**TASK BRIEF**
Every line in the records below that holds the word "username" is to be copied.

Page and application data records:
+ + + + +

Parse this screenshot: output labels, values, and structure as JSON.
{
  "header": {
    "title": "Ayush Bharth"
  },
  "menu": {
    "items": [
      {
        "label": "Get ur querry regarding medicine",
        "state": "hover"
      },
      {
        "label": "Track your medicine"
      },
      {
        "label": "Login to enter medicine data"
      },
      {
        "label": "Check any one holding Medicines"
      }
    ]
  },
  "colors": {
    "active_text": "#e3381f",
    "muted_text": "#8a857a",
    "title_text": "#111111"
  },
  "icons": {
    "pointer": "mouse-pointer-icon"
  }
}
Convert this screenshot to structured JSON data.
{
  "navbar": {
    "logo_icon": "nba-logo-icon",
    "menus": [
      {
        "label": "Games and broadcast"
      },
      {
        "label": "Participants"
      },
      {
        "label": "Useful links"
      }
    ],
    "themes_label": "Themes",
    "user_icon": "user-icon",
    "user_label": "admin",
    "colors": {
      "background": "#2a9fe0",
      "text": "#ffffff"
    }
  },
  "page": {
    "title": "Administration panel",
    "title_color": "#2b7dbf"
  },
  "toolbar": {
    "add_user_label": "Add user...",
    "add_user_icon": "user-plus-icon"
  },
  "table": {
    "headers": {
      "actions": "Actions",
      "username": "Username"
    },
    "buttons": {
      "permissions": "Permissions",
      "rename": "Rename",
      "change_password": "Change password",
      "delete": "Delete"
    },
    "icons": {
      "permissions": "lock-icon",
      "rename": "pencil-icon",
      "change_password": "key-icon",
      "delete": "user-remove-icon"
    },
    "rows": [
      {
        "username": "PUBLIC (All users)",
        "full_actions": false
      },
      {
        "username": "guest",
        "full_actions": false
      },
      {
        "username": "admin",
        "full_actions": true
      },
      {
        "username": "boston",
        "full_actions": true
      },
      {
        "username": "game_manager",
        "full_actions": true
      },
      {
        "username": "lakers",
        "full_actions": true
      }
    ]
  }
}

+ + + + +

**ANSWER SPACE**
      "username": "Username"
        "username": "PUBLIC (All users)",
        "username": "guest",
        "username": "admin",
        "username": "boston",
        "username": "game_manager",
        "username": "lakers",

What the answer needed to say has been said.